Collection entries
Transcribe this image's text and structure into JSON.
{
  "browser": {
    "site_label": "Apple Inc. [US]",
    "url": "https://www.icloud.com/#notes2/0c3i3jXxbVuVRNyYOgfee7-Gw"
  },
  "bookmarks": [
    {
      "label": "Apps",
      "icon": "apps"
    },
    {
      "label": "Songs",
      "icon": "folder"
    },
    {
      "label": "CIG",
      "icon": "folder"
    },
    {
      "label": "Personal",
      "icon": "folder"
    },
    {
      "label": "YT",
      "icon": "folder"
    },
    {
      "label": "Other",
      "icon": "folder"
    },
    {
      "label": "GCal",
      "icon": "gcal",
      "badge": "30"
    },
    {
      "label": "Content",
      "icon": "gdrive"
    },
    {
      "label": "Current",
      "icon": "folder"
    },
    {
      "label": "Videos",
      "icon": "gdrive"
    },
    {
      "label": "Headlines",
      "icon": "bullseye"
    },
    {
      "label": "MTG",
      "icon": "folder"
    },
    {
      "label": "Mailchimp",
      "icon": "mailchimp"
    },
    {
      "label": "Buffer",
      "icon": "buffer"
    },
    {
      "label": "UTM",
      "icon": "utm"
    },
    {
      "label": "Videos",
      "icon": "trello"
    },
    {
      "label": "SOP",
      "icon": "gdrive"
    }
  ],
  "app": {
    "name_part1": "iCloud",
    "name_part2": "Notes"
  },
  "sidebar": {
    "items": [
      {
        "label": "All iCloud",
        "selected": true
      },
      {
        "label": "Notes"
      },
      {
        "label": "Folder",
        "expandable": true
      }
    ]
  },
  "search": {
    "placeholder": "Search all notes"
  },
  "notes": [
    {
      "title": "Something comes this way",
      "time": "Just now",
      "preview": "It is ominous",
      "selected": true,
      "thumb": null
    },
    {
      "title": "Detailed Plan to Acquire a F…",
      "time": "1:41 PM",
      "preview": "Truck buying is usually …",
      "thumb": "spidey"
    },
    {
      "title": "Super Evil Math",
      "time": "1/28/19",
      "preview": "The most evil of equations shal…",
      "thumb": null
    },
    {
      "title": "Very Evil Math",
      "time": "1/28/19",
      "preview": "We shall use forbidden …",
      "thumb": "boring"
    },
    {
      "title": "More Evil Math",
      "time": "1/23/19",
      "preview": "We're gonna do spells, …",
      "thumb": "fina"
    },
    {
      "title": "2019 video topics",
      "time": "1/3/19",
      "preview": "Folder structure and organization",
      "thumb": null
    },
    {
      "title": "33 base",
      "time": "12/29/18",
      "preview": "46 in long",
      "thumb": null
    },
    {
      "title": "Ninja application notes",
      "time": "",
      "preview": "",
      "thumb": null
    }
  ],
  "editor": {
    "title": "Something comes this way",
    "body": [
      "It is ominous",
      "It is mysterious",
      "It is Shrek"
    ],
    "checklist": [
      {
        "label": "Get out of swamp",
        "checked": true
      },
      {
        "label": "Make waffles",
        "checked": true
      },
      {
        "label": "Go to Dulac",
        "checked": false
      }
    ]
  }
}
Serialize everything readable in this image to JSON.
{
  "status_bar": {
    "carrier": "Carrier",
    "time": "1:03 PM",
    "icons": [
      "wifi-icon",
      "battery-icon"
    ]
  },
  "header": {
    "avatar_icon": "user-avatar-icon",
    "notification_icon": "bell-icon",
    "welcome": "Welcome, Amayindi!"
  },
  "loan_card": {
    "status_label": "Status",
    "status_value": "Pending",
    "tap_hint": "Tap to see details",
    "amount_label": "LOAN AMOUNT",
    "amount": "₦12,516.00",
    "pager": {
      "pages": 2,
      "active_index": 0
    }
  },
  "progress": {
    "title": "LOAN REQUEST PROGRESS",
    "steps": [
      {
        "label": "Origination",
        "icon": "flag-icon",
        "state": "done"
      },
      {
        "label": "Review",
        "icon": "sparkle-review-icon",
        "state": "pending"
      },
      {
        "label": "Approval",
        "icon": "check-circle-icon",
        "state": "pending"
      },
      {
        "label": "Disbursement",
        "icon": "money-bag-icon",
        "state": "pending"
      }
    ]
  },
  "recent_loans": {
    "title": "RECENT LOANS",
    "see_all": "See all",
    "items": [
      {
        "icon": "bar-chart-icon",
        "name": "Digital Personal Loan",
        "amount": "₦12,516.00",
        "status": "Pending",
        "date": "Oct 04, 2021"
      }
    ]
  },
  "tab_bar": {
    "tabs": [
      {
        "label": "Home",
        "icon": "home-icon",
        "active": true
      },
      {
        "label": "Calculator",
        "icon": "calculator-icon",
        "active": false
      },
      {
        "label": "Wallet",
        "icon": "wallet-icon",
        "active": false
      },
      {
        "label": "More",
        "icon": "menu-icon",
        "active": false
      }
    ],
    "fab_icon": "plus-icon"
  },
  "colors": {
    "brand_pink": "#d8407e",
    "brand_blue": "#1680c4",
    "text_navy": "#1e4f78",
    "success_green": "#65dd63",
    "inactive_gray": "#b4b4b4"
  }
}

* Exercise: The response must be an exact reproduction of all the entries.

* Written answer:
Transcribe this image's text and structure into JSON.
{
  "browser": {
    "site_label": "Apple Inc. [US]",
    "url": "https://www.icloud.com/#notes2/0c3i3jXxbVuVRNyYOgfee7-Gw"
  },
  "bookmarks": [
    {
      "label": "Apps",
      "icon": "apps"
    },
    {
      "label": "Songs",
      "icon": "folder"
    },
    {
      "label": "CIG",
      "icon": "folder"
    },
    {
      "label": "Personal",
      "icon": "folder"
    },
    {
      "label": "YT",
      "icon": "folder"
    },
    {
      "label": "Other",
      "icon": "folder"
    },
    {
      "label": "GCal",
      "icon": "gcal",
      "badge": "30"
    },
    {
      "label": "Content",
      "icon": "gdrive"
    },
    {
      "label": "Current",
      "icon": "folder"
    },
    {
      "label": "Videos",
      "icon": "gdrive"
    },
    {
      "label": "Headlines",
      "icon": "bullseye"
    },
    {
      "label": "MTG",
      "icon": "folder"
    },
    {
      "label": "Mailchimp",
      "icon": "mailchimp"
    },
    {
      "label": "Buffer",
      "icon": "buffer"
    },
    {
      "label": "UTM",
      "icon": "utm"
    },
    {
      "label": "Videos",
      "icon": "trello"
    },
    {
      "label": "SOP",
      "icon": "gdrive"
    }
  ],
  "app": {
    "name_part1": "iCloud",
    "name_part2": "Notes"
  },
  "sidebar": {
    "items": [
      {
        "label": "All iCloud",
        "selected": true
      },
      {
        "label": "Notes"
      },
      {
        "label": "Folder",
        "expandable": true
      }
    ]
  },
  "search": {
    "placeholder": "Search all notes"
  },
  "notes": [
    {
      "title": "Something comes this way",
      "time": "Just now",
      "preview": "It is ominous",
      "selected": true,
      "thumb": null
    },
    {
      "title": "Detailed Plan to Acquire a F…",
      "time": "1:41 PM",
      "preview": "Truck buying is usually …",
      "thumb": "spidey"
    },
    {
      "title": "Super Evil Math",
      "time": "1/28/19",
      "preview": "The most evil of equations shal…",
      "thumb": null
    },
    {
      "title": "Very Evil Math",
      "time": "1/28/19",
      "preview": "We shall use forbidden …",
      "thumb": "boring"
    },
    {
      "title": "More Evil Math",
      "time": "1/23/19",
      "preview": "We're gonna do spells, …",
      "thumb": "fina"
    },
    {
      "title": "2019 video topics",
      "time": "1/3/19",
      "preview": "Folder structure and organization",
      "thumb": null
    },
    {
      "title": "33 base",
      "time": "12/29/18",
      "preview": "46 in long",
      "thumb": null
    },
    {
      "title": "Ninja application notes",
      "time": "",
      "preview": "",
      "thumb": null
    }
  ],
  "editor": {
    "title": "Something comes this way",
    "body": [
      "It is ominous",
      "It is mysterious",
      "It is Shrek"
    ],
    "checklist": [
      {
        "label": "Get out of swamp",
        "checked": true
      },
      {
        "label": "Make waffles",
        "checked": true
      },
      {
        "label": "Go to Dulac",
        "checked": false
      }
    ]
  }
}
Serialize everything readable in this image to JSON.
{
  "status_bar": {
    "carrier": "Carrier",
    "time": "1:03 PM",
    "icons": [
      "wifi-icon",
      "battery-icon"
    ]
  },
  "header": {
    "avatar_icon": "user-avatar-icon",
    "notification_icon": "bell-icon",
    "welcome": "Welcome, Amayindi!"
  },
  "loan_card": {
    "status_label": "Status",
    "status_value": "Pending",
    "tap_hint": "Tap to see details",
    "amount_label": "LOAN AMOUNT",
    "amount": "₦12,516.00",
    "pager": {
      "pages": 2,
      "active_index": 0
    }
  },
  "progress": {
    "title": "LOAN REQUEST PROGRESS",
    "steps": [
      {
        "label": "Origination",
        "icon": "flag-icon",
        "state": "done"
      },
      {
        "label": "Review",
        "icon": "sparkle-review-icon",
        "state": "pending"
      },
      {
        "label": "Approval",
        "icon": "check-circle-icon",
        "state": "pending"
      },
      {
        "label": "Disbursement",
        "icon": "money-bag-icon",
        "state": "pending"
      }
    ]
  },
  "recent_loans": {
    "title": "RECENT LOANS",
    "see_all": "See all",
    "items": [
      {
        "icon": "bar-chart-icon",
        "name": "Digital Personal Loan",
        "amount": "₦12,516.00",
        "status": "Pending",
        "date": "Oct 04, 2021"
      }
    ]
  },
  "tab_bar": {
    "tabs": [
      {
        "label": "Home",
        "icon": "home-icon",
        "active": true
      },
      {
        "label": "Calculator",
        "icon": "calculator-icon",
        "active": false
      },
      {
        "label": "Wallet",
        "icon": "wallet-icon",
        "active": false
      },
      {
        "label": "More",
        "icon": "menu-icon",
        "active": false
      }
    ],
    "fab_icon": "plus-icon"
  },
  "colors": {
    "brand_pink": "#d8407e",
    "brand_blue": "#1680c4",
    "text_navy": "#1e4f78",
    "success_green": "#65dd63",
    "inactive_gray": "#b4b4b4"
  }
}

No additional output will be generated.